During the 1950s, Ani was among the Soviet Union’s attempted claims on Turkish territory. The following decade, during negotiations between the two nations, it was suggested that Ani might be returned to Armenia in exchange for two Kurdish villages. This proposal failed to lead to any action, though, and so the city that speaks most of Armenia’s glorious past remains firmly entrenched in Turkish lands.
Ani’s contested ownership explains why, until as recently as 2004, visitors needed to obtain a pass from the authorities in Turkey before being allowed to visit its stunning ruins. During the 20th century, in fact, the city found itself in a wasteland under the control of the Turkish military. Little wonder, then, that Ani disintegrated still further into the eerie ghost town it is today.
The spat between Turkey and Armenia over the ancient city of Ani rumbles on. The Economist has reported that Armenians have accused Turkey of purposefully neglecting Ani, as a symbolic gesture against the Armenians to whom the city is so important. Turkey’s response has been to claim Ani has been damaged by work in a quarry on the Armenian side of the border.
But despite this constant controversy and the continued disintegration of Ani, could there be a glimmer of hope on the horizon for the once-great city? Could a metropolis devastated, as the Landmarks Foundation states, by “earthquakes in 1319, 1832, and 1988, army target practice and general neglect” be resurrected from its decaying glory once more? Could new life be breathed into what is now a ghost town?
Perhaps.

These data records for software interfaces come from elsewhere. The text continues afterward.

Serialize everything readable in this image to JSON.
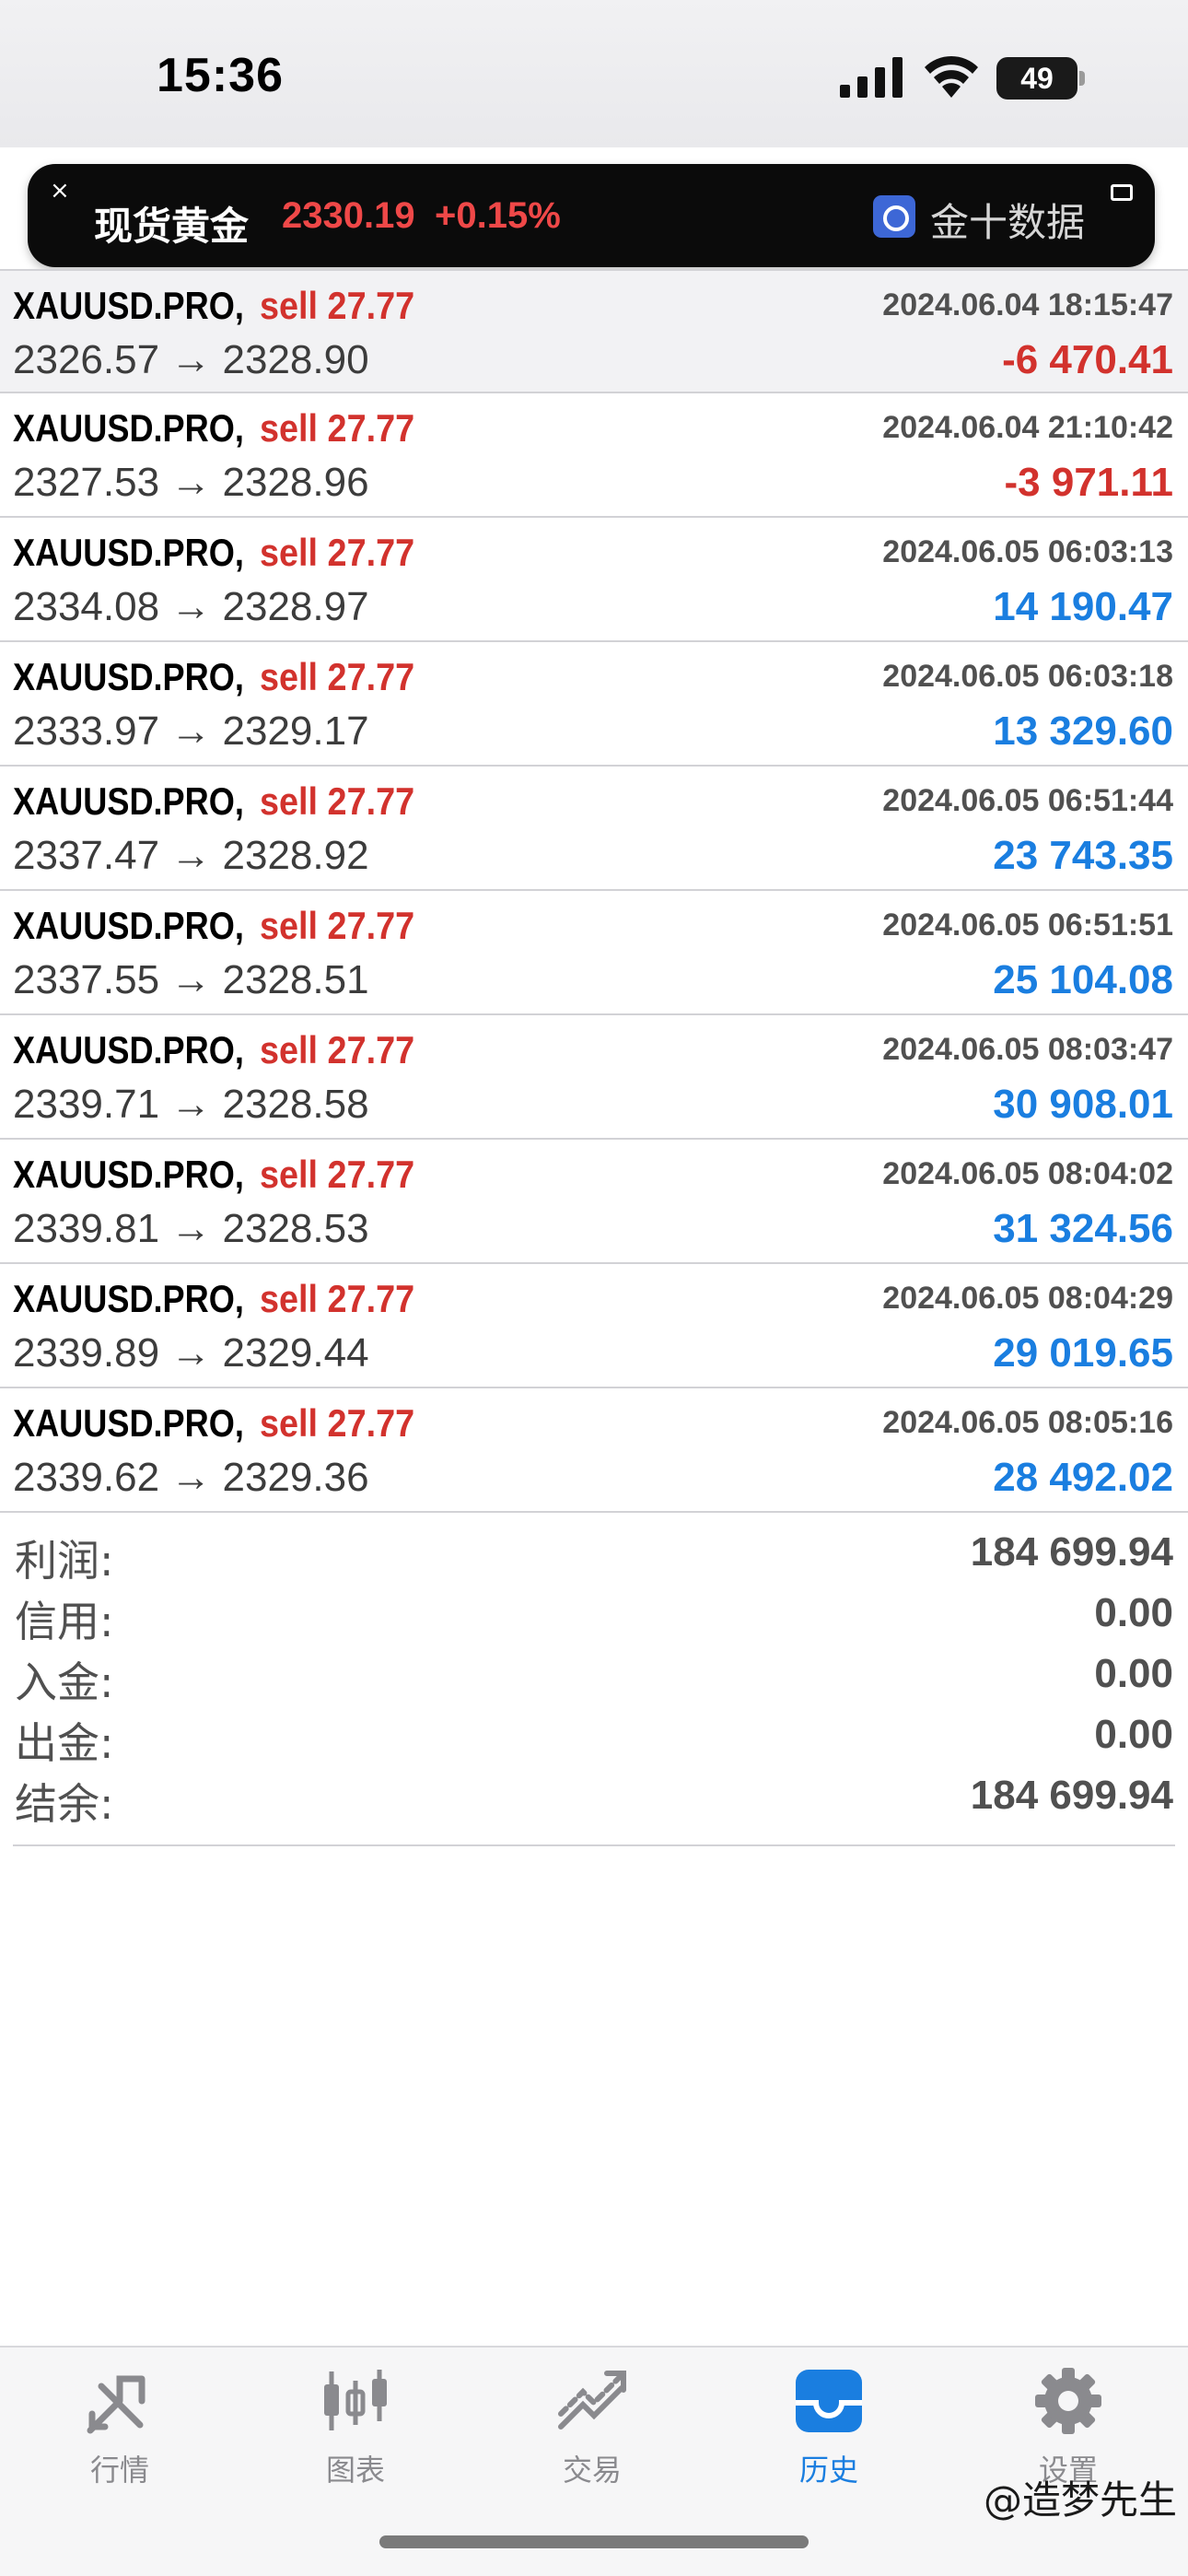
{
  "status_bar": {
    "time": "15:36",
    "battery": "49"
  },
  "ticker": {
    "close": "×",
    "name": "现货黄金",
    "price": "2330.19",
    "change": "+0.15%",
    "source": "金十数据"
  },
  "trades": [
    {
      "symbol": "XAUUSD.PRO,",
      "side": "sell 27.77",
      "prices": "2326.57 → 2328.90",
      "time": "2024.06.04 18:15:47",
      "profit": "-6 470.41",
      "profit_sign": "neg"
    },
    {
      "symbol": "XAUUSD.PRO,",
      "side": "sell 27.77",
      "prices": "2327.53 → 2328.96",
      "time": "2024.06.04 21:10:42",
      "profit": "-3 971.11",
      "profit_sign": "neg"
    },
    {
      "symbol": "XAUUSD.PRO,",
      "side": "sell 27.77",
      "prices": "2334.08 → 2328.97",
      "time": "2024.06.05 06:03:13",
      "profit": "14 190.47",
      "profit_sign": "pos"
    },
    {
      "symbol": "XAUUSD.PRO,",
      "side": "sell 27.77",
      "prices": "2333.97 → 2329.17",
      "time": "2024.06.05 06:03:18",
      "profit": "13 329.60",
      "profit_sign": "pos"
    },
    {
      "symbol": "XAUUSD.PRO,",
      "side": "sell 27.77",
      "prices": "2337.47 → 2328.92",
      "time": "2024.06.05 06:51:44",
      "profit": "23 743.35",
      "profit_sign": "pos"
    },
    {
      "symbol": "XAUUSD.PRO,",
      "side": "sell 27.77",
      "prices": "2337.55 → 2328.51",
      "time": "2024.06.05 06:51:51",
      "profit": "25 104.08",
      "profit_sign": "pos"
    },
    {
      "symbol": "XAUUSD.PRO,",
      "side": "sell 27.77",
      "prices": "2339.71 → 2328.58",
      "time": "2024.06.05 08:03:47",
      "profit": "30 908.01",
      "profit_sign": "pos"
    },
    {
      "symbol": "XAUUSD.PRO,",
      "side": "sell 27.77",
      "prices": "2339.81 → 2328.53",
      "time": "2024.06.05 08:04:02",
      "profit": "31 324.56",
      "profit_sign": "pos"
    },
    {
      "symbol": "XAUUSD.PRO,",
      "side": "sell 27.77",
      "prices": "2339.89 → 2329.44",
      "time": "2024.06.05 08:04:29",
      "profit": "29 019.65",
      "profit_sign": "pos"
    },
    {
      "symbol": "XAUUSD.PRO,",
      "side": "sell 27.77",
      "prices": "2339.62 → 2329.36",
      "time": "2024.06.05 08:05:16",
      "profit": "28 492.02",
      "profit_sign": "pos"
    }
  ],
  "summary": [
    {
      "label": "利润:",
      "value": "184 699.94"
    },
    {
      "label": "信用:",
      "value": "0.00"
    },
    {
      "label": "入金:",
      "value": "0.00"
    },
    {
      "label": "出金:",
      "value": "0.00"
    },
    {
      "label": "结余:",
      "value": "184 699.94"
    }
  ],
  "tabs": [
    {
      "label": "行情",
      "icon": "quotes-icon",
      "active": false
    },
    {
      "label": "图表",
      "icon": "chart-candles-icon",
      "active": false
    },
    {
      "label": "交易",
      "icon": "trade-icon",
      "active": false
    },
    {
      "label": "历史",
      "icon": "history-tray-icon",
      "active": true
    },
    {
      "label": "设置",
      "icon": "gear-icon",
      "active": false
    }
  ],
  "watermark": "@造梦先生",
  "colors": {
    "sell": "#d2322d",
    "loss": "#d2322d",
    "profit": "#1a7ee0",
    "active_tab": "#1a7ee0",
    "inactive_tab": "#8a8a8e"
  }
}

The city has benefited from a number of recent developments that recognize its cultural and historical significance – and its economic potential as a tourist attraction. Most important of these may be the city’s designation in 2016 as a UNESCO World Heritage Site. This has given Ani’s remarkable ruins the belated recognition they deserve.
Also giving a new lease of life to this ghost town is an initiative by the Turkish government that was launched in 2018 to restore Ani’s ruins and promote tourist visits to the site. An army permit is no longer required to walk Ani’s hallowed streets, for example, and the city has been winning increasing attention as a must-visit tourist destination. The Lonely Planet has described its ruins as “an absolute must-see.”
So it seems that Ani’s future may lie in its ancient origins. By harking back to its beginnings as a medieval metropolis, new life might just be breathed into this ghost town. Could Ani be set to once again welcome, as it did with merchants and traders during its Silk Road heyday, a mix of visitors of many cultures and creeds – this time armed with selfie-sticks and smartphones?
Watch this space: it just might. As Ani’s cultural, historical and archaeological significance – and tourism potential – come to be recognized, its day might come once more. For this once-great city – a medieval metropolis – the page might just have turned on a new chapter in its history.